Brute force attack

File:Board300.jpg
The EFF's US\$250,000 DES cracking machine contained over 18,000 custom chips and could brute force a DES key in a matter of days — the photograph shows a DES Cracker circuit board fitted with several Deep Crack chips

In cryptanalysis, a brute force attack is a method of defeating a cryptographic scheme by trying a large number of possibilities; for example, exhaustively working through all possible keys in order to decrypt a message. In most schemes, the theoretical possibility of a brute force attack is recognised, but it is set up in such a way that it would be computationally infeasible to carry out. Accordingly, one definition of "breaking" a cryptographic scheme is to find a method faster than a brute force attack.

The selection of an appropriate key length depends on the practical feasibility of performing a brute force attack.

Symmetric ciphers

For symmetric-key ciphers, a brute force attack typically means a brute-force search of the key space; that is, testing all possible keys in order to recover the plaintext used to produce a particular ciphertext.

In a brute force attack, the expected number of trials before the correct key is found is equal to half the size of the key space. For example, if there are 264 possible keys, a brute force attack would, on average, be expected to find a key after 263 trials.

For each trial of a candidate key the attacker needs to be able to recognise when he has found the correct key. The most straightforward way is to obtain a few corresponding plaintext and ciphertext pairs, that is, a known-plaintext attack. Alternatively, a ciphertext-only attack is possible by decrypting ciphertext using each candidate key, and testing the result for similarity to plaintext language — for example, English encoded in ASCII.

In general, a symmetric key cipher is considered secure if there is no method less expensive (in time, memory requirements, etc) than brute force; Claude Shannon used the term "work factor" for this. Nearly all ciphers lack a mathematical proof of security in this sense, although the one-time pad has been proven to provide perfect secrecy.
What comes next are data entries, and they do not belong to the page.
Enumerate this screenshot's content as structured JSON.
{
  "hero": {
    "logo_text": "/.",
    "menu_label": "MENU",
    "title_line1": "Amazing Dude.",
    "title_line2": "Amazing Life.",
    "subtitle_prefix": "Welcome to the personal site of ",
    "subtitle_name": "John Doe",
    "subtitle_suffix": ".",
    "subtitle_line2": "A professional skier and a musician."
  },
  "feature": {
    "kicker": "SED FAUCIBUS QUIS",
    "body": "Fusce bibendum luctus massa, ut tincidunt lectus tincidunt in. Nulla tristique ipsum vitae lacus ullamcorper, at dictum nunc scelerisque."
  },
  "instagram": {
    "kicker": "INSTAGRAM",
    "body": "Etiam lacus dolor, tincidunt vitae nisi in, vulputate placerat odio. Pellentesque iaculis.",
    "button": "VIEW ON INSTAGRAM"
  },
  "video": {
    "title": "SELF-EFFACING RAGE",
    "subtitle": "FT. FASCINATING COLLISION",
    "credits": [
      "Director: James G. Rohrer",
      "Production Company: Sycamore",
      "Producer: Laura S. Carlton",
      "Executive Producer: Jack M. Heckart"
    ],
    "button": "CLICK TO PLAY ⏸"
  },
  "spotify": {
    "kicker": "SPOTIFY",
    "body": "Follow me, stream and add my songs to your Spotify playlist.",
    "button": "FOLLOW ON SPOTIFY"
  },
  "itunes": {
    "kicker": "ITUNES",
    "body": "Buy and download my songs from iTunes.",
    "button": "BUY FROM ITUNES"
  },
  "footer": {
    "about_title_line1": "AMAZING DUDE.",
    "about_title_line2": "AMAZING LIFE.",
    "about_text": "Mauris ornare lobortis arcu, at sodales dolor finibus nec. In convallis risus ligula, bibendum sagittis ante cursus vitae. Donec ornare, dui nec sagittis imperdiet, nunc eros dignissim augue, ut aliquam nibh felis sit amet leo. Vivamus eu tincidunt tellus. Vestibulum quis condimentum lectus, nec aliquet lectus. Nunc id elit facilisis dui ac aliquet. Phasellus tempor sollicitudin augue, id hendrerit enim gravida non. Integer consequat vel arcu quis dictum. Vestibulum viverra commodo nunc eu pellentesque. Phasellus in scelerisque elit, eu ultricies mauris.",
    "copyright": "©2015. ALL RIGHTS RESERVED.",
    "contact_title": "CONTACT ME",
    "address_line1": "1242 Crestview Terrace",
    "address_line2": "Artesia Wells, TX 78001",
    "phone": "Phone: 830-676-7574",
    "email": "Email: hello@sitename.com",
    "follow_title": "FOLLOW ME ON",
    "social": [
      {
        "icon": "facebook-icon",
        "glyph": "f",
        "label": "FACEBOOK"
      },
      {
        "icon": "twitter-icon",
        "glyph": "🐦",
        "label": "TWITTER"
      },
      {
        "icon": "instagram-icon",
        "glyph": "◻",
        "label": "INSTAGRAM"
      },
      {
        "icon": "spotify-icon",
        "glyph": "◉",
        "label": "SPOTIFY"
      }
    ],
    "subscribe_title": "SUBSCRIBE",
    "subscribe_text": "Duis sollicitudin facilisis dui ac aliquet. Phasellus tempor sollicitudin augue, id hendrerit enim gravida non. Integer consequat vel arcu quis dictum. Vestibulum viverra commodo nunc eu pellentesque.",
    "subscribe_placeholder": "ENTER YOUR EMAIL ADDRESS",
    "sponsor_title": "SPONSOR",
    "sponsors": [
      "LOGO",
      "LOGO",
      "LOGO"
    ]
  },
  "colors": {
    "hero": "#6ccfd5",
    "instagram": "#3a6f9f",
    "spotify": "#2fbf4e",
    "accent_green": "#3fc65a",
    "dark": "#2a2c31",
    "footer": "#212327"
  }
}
Symmetric ciphers with keys of length up to 64 bits have been broken by brute force attacks. DES, a widely-used block cipher which uses 56-bit keys, was broken by custom hardware in 1998 (see EFF DES cracker), and a message encrypted with RC5 using a 64-bit key was broken more recently by Distributed.net. In addition, it is commonly speculated that government intelligence agencies (such as the US NSA) can successfully attack a symmetric key cipher with long key lengths, such as a 64-bit key, using brute force. For applications requiring long term security, 128 bits is, as of 2004, currently thought a sufficient key length for new systems using symmetric key algorithms. NIST has recommended that 80-bit designs be phased out by 2015.

If keys are generated in a weak way, for example, derived from a guessable-password, it is possible to exhaustively search over a much smaller set, for example, keys generated from passwords in a dictionary. See password cracking and passphrase for more information.

Asymmetric algorithms

For asymmetric cryptography, a brute force attack usually involves tackling some difficult problem, such as large integer factorisation or calculating a discrete logarithm.

The situation with regard to asymmetric key algorithms is more complicated and depends on the individual encryption algorithm. Thus, the currently breakable key length for the RSA algorithm is at least 512 bits (i.e., it has been done publicly), and recent research developments suggest that 1024 bits might be breakable in the near to medium term future. For most elliptic curve asymmetric algorithms, the largest currently breakable key length is believed to be rather shorter, perhaps as little as 128 bits or so. A message encrypted with a 109 bit key by an elliptic curve encryption algorithm was publicly broken by brute force key search in early 2003. At this writing (as of 2004), 128 bit key lengths seem the minimum reasonable for elliptic curve algorithms, and 1024 bits for such asymmetric key algorithms as RSA.

Asymmetric algorithms have proven to be essential components of password-authenticated key agreement schemes that prevent brute-force attack on passwords and related data.

Theoretical limits

There is a physical argument that a 128 bit key is secure against brute force attack. It is argued that, by the laws of physics, in order to simply flip through the possible values for a 128-bit key (ignoring doing the actual computing to check it), one would need a device consuming at a minimum 10 gigawatts (about the equivalent of four large, dedicated nuclear reactors) running continuously for 100 years. An actual computation—checking each key to see if you have found a solution—would consume many multiples more.